● EXERCISE AIM:
Each record, in full, must be restated word for word.

● Data about app and page elements:
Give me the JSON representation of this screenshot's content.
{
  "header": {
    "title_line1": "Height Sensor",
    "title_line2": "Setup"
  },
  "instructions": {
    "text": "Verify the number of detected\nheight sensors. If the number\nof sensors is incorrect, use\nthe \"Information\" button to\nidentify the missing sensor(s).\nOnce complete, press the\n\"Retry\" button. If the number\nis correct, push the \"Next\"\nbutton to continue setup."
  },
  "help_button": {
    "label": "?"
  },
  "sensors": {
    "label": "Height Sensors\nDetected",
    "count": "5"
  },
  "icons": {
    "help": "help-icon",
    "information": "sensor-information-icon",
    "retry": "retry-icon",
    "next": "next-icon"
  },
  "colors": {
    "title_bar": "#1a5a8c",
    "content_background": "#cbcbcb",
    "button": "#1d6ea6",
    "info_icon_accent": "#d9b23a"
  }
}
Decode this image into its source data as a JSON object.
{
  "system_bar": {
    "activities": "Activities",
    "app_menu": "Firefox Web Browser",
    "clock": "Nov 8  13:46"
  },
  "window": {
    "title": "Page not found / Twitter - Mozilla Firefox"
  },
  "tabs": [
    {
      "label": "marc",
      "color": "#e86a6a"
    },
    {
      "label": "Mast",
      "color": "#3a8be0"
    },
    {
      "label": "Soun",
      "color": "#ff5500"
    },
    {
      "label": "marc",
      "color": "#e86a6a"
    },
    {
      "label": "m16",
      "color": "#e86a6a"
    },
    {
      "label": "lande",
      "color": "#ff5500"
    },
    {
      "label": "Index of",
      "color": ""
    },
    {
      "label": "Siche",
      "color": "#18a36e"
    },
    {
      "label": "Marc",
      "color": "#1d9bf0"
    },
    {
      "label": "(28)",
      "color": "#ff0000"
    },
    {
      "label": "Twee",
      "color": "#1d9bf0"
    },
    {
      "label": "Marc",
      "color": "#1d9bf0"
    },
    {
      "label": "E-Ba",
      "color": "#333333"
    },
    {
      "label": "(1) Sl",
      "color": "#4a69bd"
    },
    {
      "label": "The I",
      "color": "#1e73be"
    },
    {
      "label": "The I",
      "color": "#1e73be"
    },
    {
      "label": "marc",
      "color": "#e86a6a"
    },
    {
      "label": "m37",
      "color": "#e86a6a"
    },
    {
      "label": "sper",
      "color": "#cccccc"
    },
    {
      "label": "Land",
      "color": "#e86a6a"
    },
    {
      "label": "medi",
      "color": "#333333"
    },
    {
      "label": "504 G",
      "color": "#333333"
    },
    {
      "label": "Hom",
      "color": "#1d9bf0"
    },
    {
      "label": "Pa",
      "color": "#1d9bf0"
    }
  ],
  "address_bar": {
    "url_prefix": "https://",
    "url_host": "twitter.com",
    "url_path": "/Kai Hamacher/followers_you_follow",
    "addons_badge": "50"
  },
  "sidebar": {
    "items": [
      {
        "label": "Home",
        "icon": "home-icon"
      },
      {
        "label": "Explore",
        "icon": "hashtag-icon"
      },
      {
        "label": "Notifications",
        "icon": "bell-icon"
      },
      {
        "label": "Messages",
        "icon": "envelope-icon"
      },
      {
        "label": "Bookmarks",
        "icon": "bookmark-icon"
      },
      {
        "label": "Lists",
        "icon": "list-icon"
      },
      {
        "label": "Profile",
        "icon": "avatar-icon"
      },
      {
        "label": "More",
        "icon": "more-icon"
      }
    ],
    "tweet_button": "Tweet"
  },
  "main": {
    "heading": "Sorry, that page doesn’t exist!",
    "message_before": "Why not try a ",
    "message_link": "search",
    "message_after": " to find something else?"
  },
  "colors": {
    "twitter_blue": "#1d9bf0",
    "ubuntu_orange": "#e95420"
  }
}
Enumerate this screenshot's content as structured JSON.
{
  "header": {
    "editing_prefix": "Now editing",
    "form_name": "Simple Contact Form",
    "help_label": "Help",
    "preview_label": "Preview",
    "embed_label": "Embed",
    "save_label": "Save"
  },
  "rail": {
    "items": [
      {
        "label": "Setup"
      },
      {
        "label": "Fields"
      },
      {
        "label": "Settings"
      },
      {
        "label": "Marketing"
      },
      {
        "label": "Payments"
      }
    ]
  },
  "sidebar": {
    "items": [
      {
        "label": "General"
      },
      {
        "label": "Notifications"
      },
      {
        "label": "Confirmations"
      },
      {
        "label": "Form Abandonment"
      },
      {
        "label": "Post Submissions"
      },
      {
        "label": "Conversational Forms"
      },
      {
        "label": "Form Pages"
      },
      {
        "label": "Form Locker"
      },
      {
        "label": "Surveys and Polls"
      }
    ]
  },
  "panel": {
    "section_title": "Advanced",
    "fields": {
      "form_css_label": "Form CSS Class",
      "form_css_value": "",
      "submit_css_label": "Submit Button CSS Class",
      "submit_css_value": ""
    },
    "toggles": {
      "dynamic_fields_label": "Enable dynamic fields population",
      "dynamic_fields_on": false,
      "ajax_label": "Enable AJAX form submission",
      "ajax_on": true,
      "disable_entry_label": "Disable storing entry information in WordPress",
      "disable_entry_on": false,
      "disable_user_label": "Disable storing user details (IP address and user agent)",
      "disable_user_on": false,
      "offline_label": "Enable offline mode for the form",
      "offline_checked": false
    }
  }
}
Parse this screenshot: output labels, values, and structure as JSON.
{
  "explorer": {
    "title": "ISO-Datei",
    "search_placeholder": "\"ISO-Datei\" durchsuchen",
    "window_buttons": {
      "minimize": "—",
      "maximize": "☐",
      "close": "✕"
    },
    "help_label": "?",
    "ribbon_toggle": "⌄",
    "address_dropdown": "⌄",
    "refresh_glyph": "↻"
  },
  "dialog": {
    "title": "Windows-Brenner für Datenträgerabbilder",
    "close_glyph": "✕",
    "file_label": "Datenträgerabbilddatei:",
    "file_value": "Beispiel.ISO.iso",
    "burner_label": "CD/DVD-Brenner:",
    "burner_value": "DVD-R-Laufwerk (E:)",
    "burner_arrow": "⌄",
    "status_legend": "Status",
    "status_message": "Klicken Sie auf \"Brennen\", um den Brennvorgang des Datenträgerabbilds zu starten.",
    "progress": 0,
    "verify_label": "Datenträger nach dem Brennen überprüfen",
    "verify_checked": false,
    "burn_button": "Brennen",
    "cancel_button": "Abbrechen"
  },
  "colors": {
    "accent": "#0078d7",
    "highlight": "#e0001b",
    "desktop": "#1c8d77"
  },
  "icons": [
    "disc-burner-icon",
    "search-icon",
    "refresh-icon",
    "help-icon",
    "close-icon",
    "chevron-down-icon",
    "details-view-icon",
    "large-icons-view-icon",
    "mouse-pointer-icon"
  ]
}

● COMPLETED EXERCISE:
Give me the JSON representation of this screenshot's content.
{
  "header": {
    "title_line1": "Height Sensor",
    "title_line2": "Setup"
  },
  "instructions": {
    "text": "Verify the number of detected\nheight sensors. If the number\nof sensors is incorrect, use\nthe \"Information\" button to\nidentify the missing sensor(s).\nOnce complete, press the\n\"Retry\" button. If the number\nis correct, push the \"Next\"\nbutton to continue setup."
  },
  "help_button": {
    "label": "?"
  },
  "sensors": {
    "label": "Height Sensors\nDetected",
    "count": "5"
  },
  "icons": {
    "help": "help-icon",
    "information": "sensor-information-icon",
    "retry": "retry-icon",
    "next": "next-icon"
  },
  "colors": {
    "title_bar": "#1a5a8c",
    "content_background": "#cbcbcb",
    "button": "#1d6ea6",
    "info_icon_accent": "#d9b23a"
  }
}
Decode this image into its source data as a JSON object.
{
  "system_bar": {
    "activities": "Activities",
    "app_menu": "Firefox Web Browser",
    "clock": "Nov 8  13:46"
  },
  "window": {
    "title": "Page not found / Twitter - Mozilla Firefox"
  },
  "tabs": [
    {
      "label": "marc",
      "color": "#e86a6a"
    },
    {
      "label": "Mast",
      "color": "#3a8be0"
    },
    {
      "label": "Soun",
      "color": "#ff5500"
    },
    {
      "label": "marc",
      "color": "#e86a6a"
    },
    {
      "label": "m16",
      "color": "#e86a6a"
    },
    {
      "label": "lande",
      "color": "#ff5500"
    },
    {
      "label": "Index of",
      "color": ""
    },
    {
      "label": "Siche",
      "color": "#18a36e"
    },
    {
      "label": "Marc",
      "color": "#1d9bf0"
    },
    {
      "label": "(28)",
      "color": "#ff0000"
    },
    {
      "label": "Twee",
      "color": "#1d9bf0"
    },
    {
      "label": "Marc",
      "color": "#1d9bf0"
    },
    {
      "label": "E-Ba",
      "color": "#333333"
    },
    {
      "label": "(1) Sl",
      "color": "#4a69bd"
    },
    {
      "label": "The I",
      "color": "#1e73be"
    },
    {
      "label": "The I",
      "color": "#1e73be"
    },
    {
      "label": "marc",
      "color": "#e86a6a"
    },
    {
      "label": "m37",
      "color": "#e86a6a"
    },
    {
      "label": "sper",
      "color": "#cccccc"
    },
    {
      "label": "Land",
      "color": "#e86a6a"
    },
    {
      "label": "medi",
      "color": "#333333"
    },
    {
      "label": "504 G",
      "color": "#333333"
    },
    {
      "label": "Hom",
      "color": "#1d9bf0"
    },
    {
      "label": "Pa",
      "color": "#1d9bf0"
    }
  ],
  "address_bar": {
    "url_prefix": "https://",
    "url_host": "twitter.com",
    "url_path": "/Kai Hamacher/followers_you_follow",
    "addons_badge": "50"
  },
  "sidebar": {
    "items": [
      {
        "label": "Home",
        "icon": "home-icon"
      },
      {
        "label": "Explore",
        "icon": "hashtag-icon"
      },
      {
        "label": "Notifications",
        "icon": "bell-icon"
      },
      {
        "label": "Messages",
        "icon": "envelope-icon"
      },
      {
        "label": "Bookmarks",
        "icon": "bookmark-icon"
      },
      {
        "label": "Lists",
        "icon": "list-icon"
      },
      {
        "label": "Profile",
        "icon": "avatar-icon"
      },
      {
        "label": "More",
        "icon": "more-icon"
      }
    ],
    "tweet_button": "Tweet"
  },
  "main": {
    "heading": "Sorry, that page doesn’t exist!",
    "message_before": "Why not try a ",
    "message_link": "search",
    "message_after": " to find something else?"
  },
  "colors": {
    "twitter_blue": "#1d9bf0",
    "ubuntu_orange": "#e95420"
  }
}
Enumerate this screenshot's content as structured JSON.
{
  "header": {
    "editing_prefix": "Now editing",
    "form_name": "Simple Contact Form",
    "help_label": "Help",
    "preview_label": "Preview",
    "embed_label": "Embed",
    "save_label": "Save"
  },
  "rail": {
    "items": [
      {
        "label": "Setup"
      },
      {
        "label": "Fields"
      },
      {
        "label": "Settings"
      },
      {
        "label": "Marketing"
      },
      {
        "label": "Payments"
      }
    ]
  },
  "sidebar": {
    "items": [
      {
        "label": "General"
      },
      {
        "label": "Notifications"
      },
      {
        "label": "Confirmations"
      },
      {
        "label": "Form Abandonment"
      },
      {
        "label": "Post Submissions"
      },
      {
        "label": "Conversational Forms"
      },
      {
        "label": "Form Pages"
      },
      {
        "label": "Form Locker"
      },
      {
        "label": "Surveys and Polls"
      }
    ]
  },
  "panel": {
    "section_title": "Advanced",
    "fields": {
      "form_css_label": "Form CSS Class",
      "form_css_value": "",
      "submit_css_label": "Submit Button CSS Class",
      "submit_css_value": ""
    },
    "toggles": {
      "dynamic_fields_label": "Enable dynamic fields population",
      "dynamic_fields_on": false,
      "ajax_label": "Enable AJAX form submission",
      "ajax_on": true,
      "disable_entry_label": "Disable storing entry information in WordPress",
      "disable_entry_on": false,
      "disable_user_label": "Disable storing user details (IP address and user agent)",
      "disable_user_on": false,
      "offline_label": "Enable offline mode for the form",
      "offline_checked": false
    }
  }
}
Parse this screenshot: output labels, values, and structure as JSON.
{
  "explorer": {
    "title": "ISO-Datei",
    "search_placeholder": "\"ISO-Datei\" durchsuchen",
    "window_buttons": {
      "minimize": "—",
      "maximize": "☐",
      "close": "✕"
    },
    "help_label": "?",
    "ribbon_toggle": "⌄",
    "address_dropdown": "⌄",
    "refresh_glyph": "↻"
  },
  "dialog": {
    "title": "Windows-Brenner für Datenträgerabbilder",
    "close_glyph": "✕",
    "file_label": "Datenträgerabbilddatei:",
    "file_value": "Beispiel.ISO.iso",
    "burner_label": "CD/DVD-Brenner:",
    "burner_value": "DVD-R-Laufwerk (E:)",
    "burner_arrow": "⌄",
    "status_legend": "Status",
    "status_message": "Klicken Sie auf \"Brennen\", um den Brennvorgang des Datenträgerabbilds zu starten.",
    "progress": 0,
    "verify_label": "Datenträger nach dem Brennen überprüfen",
    "verify_checked": false,
    "burn_button": "Brennen",
    "cancel_button": "Abbrechen"
  },
  "colors": {
    "accent": "#0078d7",
    "highlight": "#e0001b",
    "desktop": "#1c8d77"
  },
  "icons": [
    "disc-burner-icon",
    "search-icon",
    "refresh-icon",
    "help-icon",
    "close-icon",
    "chevron-down-icon",
    "details-view-icon",
    "large-icons-view-icon",
    "mouse-pointer-icon"
  ]
}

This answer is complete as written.